> **TRY IT**:
What is needed here is an exact copy of every record below.

> **RECORDS**:
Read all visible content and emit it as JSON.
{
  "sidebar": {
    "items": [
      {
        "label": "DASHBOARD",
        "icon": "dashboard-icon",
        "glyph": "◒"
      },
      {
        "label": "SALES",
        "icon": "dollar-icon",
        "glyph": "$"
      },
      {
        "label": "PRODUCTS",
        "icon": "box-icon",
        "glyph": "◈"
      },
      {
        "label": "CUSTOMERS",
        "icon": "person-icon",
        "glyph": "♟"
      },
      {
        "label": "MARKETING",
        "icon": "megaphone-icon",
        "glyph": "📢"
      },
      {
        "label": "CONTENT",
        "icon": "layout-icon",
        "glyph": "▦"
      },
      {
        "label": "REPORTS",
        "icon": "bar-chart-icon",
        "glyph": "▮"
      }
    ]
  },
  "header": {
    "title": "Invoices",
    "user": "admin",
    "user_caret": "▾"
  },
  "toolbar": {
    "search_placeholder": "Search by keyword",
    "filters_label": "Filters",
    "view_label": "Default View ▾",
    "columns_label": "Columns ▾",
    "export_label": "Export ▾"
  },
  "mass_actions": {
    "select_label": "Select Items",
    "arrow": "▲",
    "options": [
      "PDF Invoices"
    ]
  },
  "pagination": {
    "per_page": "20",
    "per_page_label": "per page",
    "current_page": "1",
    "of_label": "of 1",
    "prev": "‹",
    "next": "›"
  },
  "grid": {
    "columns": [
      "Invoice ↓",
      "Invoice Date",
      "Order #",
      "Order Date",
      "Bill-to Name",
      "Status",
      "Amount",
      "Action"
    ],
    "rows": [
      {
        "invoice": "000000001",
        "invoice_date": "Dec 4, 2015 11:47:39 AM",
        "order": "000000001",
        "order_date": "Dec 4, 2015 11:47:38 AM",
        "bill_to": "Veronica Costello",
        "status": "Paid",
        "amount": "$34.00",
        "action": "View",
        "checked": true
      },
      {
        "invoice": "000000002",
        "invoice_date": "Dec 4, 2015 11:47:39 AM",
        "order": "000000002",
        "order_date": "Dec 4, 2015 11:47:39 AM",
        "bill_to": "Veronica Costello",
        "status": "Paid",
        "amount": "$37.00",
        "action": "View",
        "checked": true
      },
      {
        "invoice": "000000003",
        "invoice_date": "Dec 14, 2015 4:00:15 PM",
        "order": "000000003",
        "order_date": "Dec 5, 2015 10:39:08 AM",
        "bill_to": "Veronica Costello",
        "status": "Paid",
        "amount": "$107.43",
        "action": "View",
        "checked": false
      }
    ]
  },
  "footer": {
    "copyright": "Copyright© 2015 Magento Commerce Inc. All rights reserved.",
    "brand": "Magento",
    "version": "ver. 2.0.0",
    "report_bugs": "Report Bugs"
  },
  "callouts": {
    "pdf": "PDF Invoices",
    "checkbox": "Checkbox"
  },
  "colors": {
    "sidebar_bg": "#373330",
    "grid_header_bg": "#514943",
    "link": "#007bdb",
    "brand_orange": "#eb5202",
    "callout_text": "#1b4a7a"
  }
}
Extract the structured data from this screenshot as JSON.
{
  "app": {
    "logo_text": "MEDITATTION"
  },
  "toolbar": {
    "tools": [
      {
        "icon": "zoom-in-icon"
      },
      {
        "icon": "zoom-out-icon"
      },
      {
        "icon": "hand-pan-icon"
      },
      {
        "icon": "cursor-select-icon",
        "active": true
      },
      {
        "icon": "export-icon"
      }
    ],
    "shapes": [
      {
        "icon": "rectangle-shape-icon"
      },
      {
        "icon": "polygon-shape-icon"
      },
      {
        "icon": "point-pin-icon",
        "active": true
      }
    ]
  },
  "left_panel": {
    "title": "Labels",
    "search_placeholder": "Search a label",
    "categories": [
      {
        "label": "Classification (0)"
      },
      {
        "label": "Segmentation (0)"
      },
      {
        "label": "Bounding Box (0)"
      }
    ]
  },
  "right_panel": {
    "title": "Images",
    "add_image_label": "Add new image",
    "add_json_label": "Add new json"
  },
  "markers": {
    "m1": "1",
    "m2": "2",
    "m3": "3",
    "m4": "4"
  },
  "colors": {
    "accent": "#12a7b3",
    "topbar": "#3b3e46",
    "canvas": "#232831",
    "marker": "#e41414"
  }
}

> **OUTPUT FOR THIS TASK**:
Read all visible content and emit it as JSON.
{
  "sidebar": {
    "items": [
      {
        "label": "DASHBOARD",
        "icon": "dashboard-icon",
        "glyph": "◒"
      },
      {
        "label": "SALES",
        "icon": "dollar-icon",
        "glyph": "$"
      },
      {
        "label": "PRODUCTS",
        "icon": "box-icon",
        "glyph": "◈"
      },
      {
        "label": "CUSTOMERS",
        "icon": "person-icon",
        "glyph": "♟"
      },
      {
        "label": "MARKETING",
        "icon": "megaphone-icon",
        "glyph": "📢"
      },
      {
        "label": "CONTENT",
        "icon": "layout-icon",
        "glyph": "▦"
      },
      {
        "label": "REPORTS",
        "icon": "bar-chart-icon",
        "glyph": "▮"
      }
    ]
  },
  "header": {
    "title": "Invoices",
    "user": "admin",
    "user_caret": "▾"
  },
  "toolbar": {
    "search_placeholder": "Search by keyword",
    "filters_label": "Filters",
    "view_label": "Default View ▾",
    "columns_label": "Columns ▾",
    "export_label": "Export ▾"
  },
  "mass_actions": {
    "select_label": "Select Items",
    "arrow": "▲",
    "options": [
      "PDF Invoices"
    ]
  },
  "pagination": {
    "per_page": "20",
    "per_page_label": "per page",
    "current_page": "1",
    "of_label": "of 1",
    "prev": "‹",
    "next": "›"
  },
  "grid": {
    "columns": [
      "Invoice ↓",
      "Invoice Date",
      "Order #",
      "Order Date",
      "Bill-to Name",
      "Status",
      "Amount",
      "Action"
    ],
    "rows": [
      {
        "invoice": "000000001",
        "invoice_date": "Dec 4, 2015 11:47:39 AM",
        "order": "000000001",
        "order_date": "Dec 4, 2015 11:47:38 AM",
        "bill_to": "Veronica Costello",
        "status": "Paid",
        "amount": "$34.00",
        "action": "View",
        "checked": true
      },
      {
        "invoice": "000000002",
        "invoice_date": "Dec 4, 2015 11:47:39 AM",
        "order": "000000002",
        "order_date": "Dec 4, 2015 11:47:39 AM",
        "bill_to": "Veronica Costello",
        "status": "Paid",
        "amount": "$37.00",
        "action": "View",
        "checked": true
      },
      {
        "invoice": "000000003",
        "invoice_date": "Dec 14, 2015 4:00:15 PM",
        "order": "000000003",
        "order_date": "Dec 5, 2015 10:39:08 AM",
        "bill_to": "Veronica Costello",
        "status": "Paid",
        "amount": "$107.43",
        "action": "View",
        "checked": false
      }
    ]
  },
  "footer": {
    "copyright": "Copyright© 2015 Magento Commerce Inc. All rights reserved.",
    "brand": "Magento",
    "version": "ver. 2.0.0",
    "report_bugs": "Report Bugs"
  },
  "callouts": {
    "pdf": "PDF Invoices",
    "checkbox": "Checkbox"
  },
  "colors": {
    "sidebar_bg": "#373330",
    "grid_header_bg": "#514943",
    "link": "#007bdb",
    "brand_orange": "#eb5202",
    "callout_text": "#1b4a7a"
  }
}
Extract the structured data from this screenshot as JSON.
{
  "app": {
    "logo_text": "MEDITATTION"
  },
  "toolbar": {
    "tools": [
      {
        "icon": "zoom-in-icon"
      },
      {
        "icon": "zoom-out-icon"
      },
      {
        "icon": "hand-pan-icon"
      },
      {
        "icon": "cursor-select-icon",
        "active": true
      },
      {
        "icon": "export-icon"
      }
    ],
    "shapes": [
      {
        "icon": "rectangle-shape-icon"
      },
      {
        "icon": "polygon-shape-icon"
      },
      {
        "icon": "point-pin-icon",
        "active": true
      }
    ]
  },
  "left_panel": {
    "title": "Labels",
    "search_placeholder": "Search a label",
    "categories": [
      {
        "label": "Classification (0)"
      },
      {
        "label": "Segmentation (0)"
      },
      {
        "label": "Bounding Box (0)"
      }
    ]
  },
  "right_panel": {
    "title": "Images",
    "add_image_label": "Add new image",
    "add_json_label": "Add new json"
  },
  "markers": {
    "m1": "1",
    "m2": "2",
    "m3": "3",
    "m4": "4"
  },
  "colors": {
    "accent": "#12a7b3",
    "topbar": "#3b3e46",
    "canvas": "#232831",
    "marker": "#e41414"
  }
}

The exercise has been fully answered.